Denzil Holles's Regiment of Foot

Holles’s regiment was one of the first to be raised by Parliament in the summer of 1642. It was recruited predominantly from London apprentices serving in the butchering and dying trades. Its establishment strength was 1,200 men, exclusive of officers. In early September 1642 the regiment was equipped with red coats.

The regiment, consisting of six companies of foot, left London in early August 1642 and marched into Buckinghamshire, rendezvousing with the regiment raised by John Hampden at Aylesbury on 15 August. It had earlier joined with Colonel Sir Henry Cholmlies' regiment of foot and these three regiments, under the overall command of Sergeant-Major General Thomas Ballard, marched via Buckingham into Warwickshire. They fought a brief skirmish with royalist forces at Southam on 23 August before marching to Coventry and then on to Northampton, where the parliamentarian field army was being formed.

On 1 October 1642 the regiment consisted of 1,130 men, exclusive of officers, in ten companies:

  • Colonel Denzil Holles (Capt Lt Richard Parker)
  • Lieutenant Colonel James Quarles (killed at Brentford)
  • Sergeant Major [Timothy] Neale
  • Captain Alan Povey
  • Captain Richard Lacey (killed at Brentford)
  • Captain George Hurlock
  • Captain John Francis
  • Captain William Bennett (killed at Brentford)
  • Captain William Burles
  • Captain Richard Beaton

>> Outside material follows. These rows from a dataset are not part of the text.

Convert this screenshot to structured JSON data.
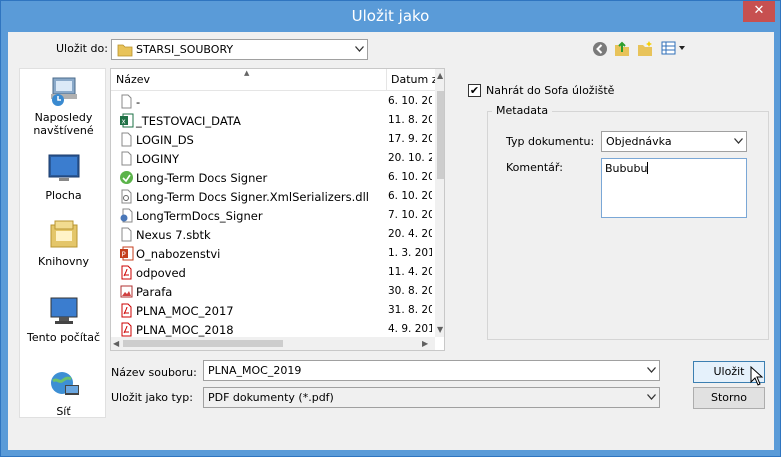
{
  "window": {
    "title": "Uložit jako",
    "close_glyph": "✕"
  },
  "save_in": {
    "label": "Uložit do:",
    "value": "STARSI_SOUBORY"
  },
  "toolbar": {
    "icons": [
      "back-icon",
      "up-folder-icon",
      "new-folder-icon",
      "view-menu-icon"
    ]
  },
  "places": [
    {
      "name": "places-recent",
      "icon": "recent-places-icon",
      "label": "Naposledy navštívené"
    },
    {
      "name": "places-desktop",
      "icon": "desktop-icon",
      "label": "Plocha"
    },
    {
      "name": "places-libraries",
      "icon": "libraries-icon",
      "label": "Knihovny"
    },
    {
      "name": "places-this-pc",
      "icon": "computer-icon",
      "label": "Tento počítač"
    },
    {
      "name": "places-network",
      "icon": "network-icon",
      "label": "Síť"
    }
  ],
  "file_list": {
    "columns": [
      "Název",
      "Datum z"
    ],
    "rows": [
      {
        "name": "-",
        "date": "6. 10. 20",
        "icon": "file-icon"
      },
      {
        "name": "_TESTOVACI_DATA",
        "date": "11. 8. 20",
        "icon": "excel-icon"
      },
      {
        "name": "LOGIN_DS",
        "date": "17. 9. 20",
        "icon": "file-icon"
      },
      {
        "name": "LOGINY",
        "date": "20. 10. 2",
        "icon": "file-icon"
      },
      {
        "name": "Long-Term Docs Signer",
        "date": "6. 10. 20",
        "icon": "app-icon"
      },
      {
        "name": "Long-Term Docs Signer.XmlSerializers.dll",
        "date": "6. 10. 20",
        "icon": "dll-icon"
      },
      {
        "name": "LongTermDocs_Signer",
        "date": "7. 10. 20",
        "icon": "config-icon"
      },
      {
        "name": "Nexus 7.sbtk",
        "date": "20. 4. 20",
        "icon": "file-icon"
      },
      {
        "name": "O_nabozenstvi",
        "date": "1. 3. 201",
        "icon": "powerpoint-icon"
      },
      {
        "name": "odpoved",
        "date": "11. 4. 20",
        "icon": "pdf-icon"
      },
      {
        "name": "Parafa",
        "date": "30. 8. 20",
        "icon": "image-icon"
      },
      {
        "name": "PLNA_MOC_2017",
        "date": "31. 8. 20",
        "icon": "pdf-icon"
      },
      {
        "name": "PLNA_MOC_2018",
        "date": "4. 9. 201",
        "icon": "pdf-icon"
      }
    ]
  },
  "upload_option": {
    "label": "Nahrát do Sofa úložiště",
    "checked": true,
    "check_glyph": "✔"
  },
  "metadata": {
    "legend": "Metadata",
    "doc_type_label": "Typ dokumentu:",
    "doc_type_value": "Objednávka",
    "comment_label": "Komentář:",
    "comment_value": "Bububu"
  },
  "filename": {
    "label": "Název souboru:",
    "value": "PLNA_MOC_2019"
  },
  "filetype": {
    "label": "Uložit jako typ:",
    "value": "PDF dokumenty (*.pdf)"
  },
  "buttons": {
    "save": "Uložit",
    "cancel": "Storno"
  },
  "colors": {
    "titlebar": "#5a9bd8",
    "close": "#c75050",
    "dialog_bg": "#f0f0f0"
  }
}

Quarles, Parker and Povey had military experience before the Civil War, but the other officers appear to have been civilians. The regiment had a reputation for both godliness and ill-discipline. The godliness was reflected in the soldiers’ dislike of the profanity of regiment’s first Lieutenant Colonel, a military professional called Henry Billingsley, who was cashiered in late August 1642, and, for similar reasons, of Sergeant-Major General Ballard, and in its destruction of the glass pictures and altar rails at Acton church. But it also pillaged widely and one of its soldiers accidentally shot a woman in the head in Great Missenden in mid-August 1642.

The regiment fought at Edgehill where, after initially being run through by fleeing parliamentary cavalry, it fought bravely with losses of around 100 men; at least 18 men were wounded. At Brentford it had three of its company commanders killed and at least 249 men captured. While most of those captured were released, the regiment disappeared from the parliamentarian order of battle following the action at Brentford.